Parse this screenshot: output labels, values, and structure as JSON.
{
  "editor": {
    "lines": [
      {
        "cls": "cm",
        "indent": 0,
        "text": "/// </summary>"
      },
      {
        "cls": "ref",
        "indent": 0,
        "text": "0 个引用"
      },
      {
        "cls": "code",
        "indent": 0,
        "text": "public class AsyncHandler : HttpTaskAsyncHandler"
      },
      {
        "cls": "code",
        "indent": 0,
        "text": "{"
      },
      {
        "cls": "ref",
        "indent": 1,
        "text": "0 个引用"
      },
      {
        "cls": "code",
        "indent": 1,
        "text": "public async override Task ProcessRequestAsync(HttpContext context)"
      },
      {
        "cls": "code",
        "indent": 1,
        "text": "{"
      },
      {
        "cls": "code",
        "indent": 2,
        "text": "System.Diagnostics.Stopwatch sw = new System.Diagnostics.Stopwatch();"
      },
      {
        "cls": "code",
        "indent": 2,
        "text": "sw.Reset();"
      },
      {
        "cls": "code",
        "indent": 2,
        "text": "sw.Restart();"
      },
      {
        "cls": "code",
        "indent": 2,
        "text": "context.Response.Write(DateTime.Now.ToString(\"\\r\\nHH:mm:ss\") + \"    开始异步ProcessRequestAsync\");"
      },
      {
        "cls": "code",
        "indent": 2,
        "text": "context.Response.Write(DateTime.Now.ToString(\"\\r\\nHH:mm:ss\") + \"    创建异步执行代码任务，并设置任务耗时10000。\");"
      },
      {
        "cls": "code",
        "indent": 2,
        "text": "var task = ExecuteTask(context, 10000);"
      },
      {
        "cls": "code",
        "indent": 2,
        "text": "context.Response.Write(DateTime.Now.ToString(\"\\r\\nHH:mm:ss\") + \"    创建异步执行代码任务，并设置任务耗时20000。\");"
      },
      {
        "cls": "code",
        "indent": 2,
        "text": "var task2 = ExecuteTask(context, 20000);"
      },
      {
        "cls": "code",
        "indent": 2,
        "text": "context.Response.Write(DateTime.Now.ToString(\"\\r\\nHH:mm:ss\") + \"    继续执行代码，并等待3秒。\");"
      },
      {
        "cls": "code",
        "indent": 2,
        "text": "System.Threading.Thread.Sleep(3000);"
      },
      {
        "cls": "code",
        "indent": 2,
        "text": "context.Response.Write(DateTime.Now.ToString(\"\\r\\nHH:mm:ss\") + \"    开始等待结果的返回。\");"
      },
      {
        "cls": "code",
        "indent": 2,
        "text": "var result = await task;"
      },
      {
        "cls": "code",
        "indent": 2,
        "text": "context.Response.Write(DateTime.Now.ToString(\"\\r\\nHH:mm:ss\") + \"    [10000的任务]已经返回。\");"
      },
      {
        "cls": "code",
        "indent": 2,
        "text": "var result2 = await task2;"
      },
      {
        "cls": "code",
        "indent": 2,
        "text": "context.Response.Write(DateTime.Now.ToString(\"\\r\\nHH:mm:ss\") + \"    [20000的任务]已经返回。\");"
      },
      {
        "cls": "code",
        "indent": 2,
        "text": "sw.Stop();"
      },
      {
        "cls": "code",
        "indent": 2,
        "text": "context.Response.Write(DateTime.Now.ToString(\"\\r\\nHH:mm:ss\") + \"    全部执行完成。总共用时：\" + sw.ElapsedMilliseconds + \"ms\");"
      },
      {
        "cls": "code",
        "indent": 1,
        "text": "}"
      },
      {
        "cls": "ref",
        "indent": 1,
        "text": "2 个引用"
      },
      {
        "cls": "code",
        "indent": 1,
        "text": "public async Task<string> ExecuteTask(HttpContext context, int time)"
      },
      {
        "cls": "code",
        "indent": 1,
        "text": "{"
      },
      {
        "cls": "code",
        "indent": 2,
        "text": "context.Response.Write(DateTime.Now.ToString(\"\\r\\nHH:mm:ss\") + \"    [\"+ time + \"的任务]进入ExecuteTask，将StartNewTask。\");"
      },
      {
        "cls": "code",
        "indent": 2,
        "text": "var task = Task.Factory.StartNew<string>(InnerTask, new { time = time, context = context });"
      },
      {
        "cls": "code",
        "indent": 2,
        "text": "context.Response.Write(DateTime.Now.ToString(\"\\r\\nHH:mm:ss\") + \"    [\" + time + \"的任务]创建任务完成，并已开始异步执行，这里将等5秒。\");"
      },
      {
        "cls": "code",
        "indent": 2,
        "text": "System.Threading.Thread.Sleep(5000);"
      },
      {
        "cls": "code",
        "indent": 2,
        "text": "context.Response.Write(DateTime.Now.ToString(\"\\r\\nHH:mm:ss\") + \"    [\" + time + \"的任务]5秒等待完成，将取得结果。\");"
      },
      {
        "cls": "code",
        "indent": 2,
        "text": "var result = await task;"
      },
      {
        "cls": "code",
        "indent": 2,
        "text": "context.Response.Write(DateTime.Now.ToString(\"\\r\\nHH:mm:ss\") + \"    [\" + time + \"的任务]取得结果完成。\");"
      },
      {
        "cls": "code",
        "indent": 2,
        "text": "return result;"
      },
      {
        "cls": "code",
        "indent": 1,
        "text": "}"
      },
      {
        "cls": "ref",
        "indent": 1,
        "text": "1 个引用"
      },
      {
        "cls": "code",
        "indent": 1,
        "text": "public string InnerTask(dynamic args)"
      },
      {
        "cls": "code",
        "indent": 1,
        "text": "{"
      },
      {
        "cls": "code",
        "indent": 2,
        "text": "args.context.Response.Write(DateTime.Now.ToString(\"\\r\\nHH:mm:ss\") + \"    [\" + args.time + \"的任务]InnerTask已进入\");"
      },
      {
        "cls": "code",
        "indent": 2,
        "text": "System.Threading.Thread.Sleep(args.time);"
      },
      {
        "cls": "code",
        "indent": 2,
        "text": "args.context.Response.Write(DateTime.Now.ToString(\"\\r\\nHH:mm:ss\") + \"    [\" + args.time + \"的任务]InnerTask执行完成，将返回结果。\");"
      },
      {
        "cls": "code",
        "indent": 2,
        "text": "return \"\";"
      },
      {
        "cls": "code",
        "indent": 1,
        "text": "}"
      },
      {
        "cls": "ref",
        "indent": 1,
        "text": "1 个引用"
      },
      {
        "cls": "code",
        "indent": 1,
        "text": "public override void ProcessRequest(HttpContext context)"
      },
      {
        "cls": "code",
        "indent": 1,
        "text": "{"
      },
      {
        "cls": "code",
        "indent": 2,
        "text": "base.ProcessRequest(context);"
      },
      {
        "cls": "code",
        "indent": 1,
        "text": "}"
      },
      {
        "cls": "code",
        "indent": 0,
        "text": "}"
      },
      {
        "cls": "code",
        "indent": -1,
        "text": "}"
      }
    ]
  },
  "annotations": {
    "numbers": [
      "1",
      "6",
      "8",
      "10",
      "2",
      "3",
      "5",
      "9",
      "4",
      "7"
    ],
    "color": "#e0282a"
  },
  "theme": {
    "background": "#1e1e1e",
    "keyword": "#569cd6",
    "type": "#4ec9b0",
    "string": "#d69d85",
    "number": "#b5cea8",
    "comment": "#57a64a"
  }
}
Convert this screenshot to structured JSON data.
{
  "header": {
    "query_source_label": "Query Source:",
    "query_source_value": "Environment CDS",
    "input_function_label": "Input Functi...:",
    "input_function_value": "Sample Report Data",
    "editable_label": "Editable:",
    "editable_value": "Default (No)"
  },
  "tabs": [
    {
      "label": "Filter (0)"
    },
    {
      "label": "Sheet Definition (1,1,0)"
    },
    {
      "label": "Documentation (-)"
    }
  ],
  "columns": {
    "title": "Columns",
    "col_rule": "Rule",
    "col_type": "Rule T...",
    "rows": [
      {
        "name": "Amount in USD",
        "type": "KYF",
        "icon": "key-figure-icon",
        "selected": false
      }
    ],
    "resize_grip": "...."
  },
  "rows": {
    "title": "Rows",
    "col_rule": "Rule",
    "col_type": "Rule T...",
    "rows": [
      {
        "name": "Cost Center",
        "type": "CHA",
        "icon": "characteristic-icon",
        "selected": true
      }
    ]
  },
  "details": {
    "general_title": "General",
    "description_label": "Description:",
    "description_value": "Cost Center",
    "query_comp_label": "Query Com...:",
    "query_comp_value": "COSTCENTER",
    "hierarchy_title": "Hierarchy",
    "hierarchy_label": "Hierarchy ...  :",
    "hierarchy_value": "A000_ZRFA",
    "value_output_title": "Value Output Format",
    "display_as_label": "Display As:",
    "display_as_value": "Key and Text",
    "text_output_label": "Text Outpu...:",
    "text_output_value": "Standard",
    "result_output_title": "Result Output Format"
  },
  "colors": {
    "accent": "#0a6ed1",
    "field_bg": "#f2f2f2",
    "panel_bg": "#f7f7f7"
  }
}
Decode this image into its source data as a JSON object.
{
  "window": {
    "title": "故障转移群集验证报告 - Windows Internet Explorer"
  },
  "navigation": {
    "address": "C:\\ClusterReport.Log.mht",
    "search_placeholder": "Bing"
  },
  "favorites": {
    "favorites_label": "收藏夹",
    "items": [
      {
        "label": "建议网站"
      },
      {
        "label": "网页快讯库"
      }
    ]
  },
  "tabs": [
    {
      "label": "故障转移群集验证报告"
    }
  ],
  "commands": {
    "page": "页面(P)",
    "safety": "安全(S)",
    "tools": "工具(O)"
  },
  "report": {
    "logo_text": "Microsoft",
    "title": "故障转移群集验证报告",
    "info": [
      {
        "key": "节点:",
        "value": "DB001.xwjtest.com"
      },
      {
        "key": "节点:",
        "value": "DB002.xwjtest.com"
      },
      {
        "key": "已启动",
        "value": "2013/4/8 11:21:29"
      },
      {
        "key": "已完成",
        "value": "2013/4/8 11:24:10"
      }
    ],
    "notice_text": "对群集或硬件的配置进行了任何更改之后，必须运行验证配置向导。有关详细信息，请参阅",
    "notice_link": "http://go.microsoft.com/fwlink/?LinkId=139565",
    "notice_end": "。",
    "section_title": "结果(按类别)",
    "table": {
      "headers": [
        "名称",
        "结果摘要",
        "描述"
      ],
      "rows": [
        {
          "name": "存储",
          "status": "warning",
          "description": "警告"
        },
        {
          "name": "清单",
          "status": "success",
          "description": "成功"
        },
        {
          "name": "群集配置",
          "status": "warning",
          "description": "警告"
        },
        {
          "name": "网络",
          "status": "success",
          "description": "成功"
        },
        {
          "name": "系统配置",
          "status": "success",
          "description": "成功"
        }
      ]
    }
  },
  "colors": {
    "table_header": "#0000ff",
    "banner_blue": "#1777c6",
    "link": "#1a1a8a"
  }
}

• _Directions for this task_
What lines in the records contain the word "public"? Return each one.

• _Finished task_
        "text": "public class AsyncHandler : HttpTaskAsyncHandler"
        "text": "public async override Task ProcessRequestAsync(HttpContext context)"
        "text": "public async Task<string> ExecuteTask(HttpContext context, int time)"
        "text": "public string InnerTask(dynamic args)"
        "text": "public override void ProcessRequest(HttpContext context)"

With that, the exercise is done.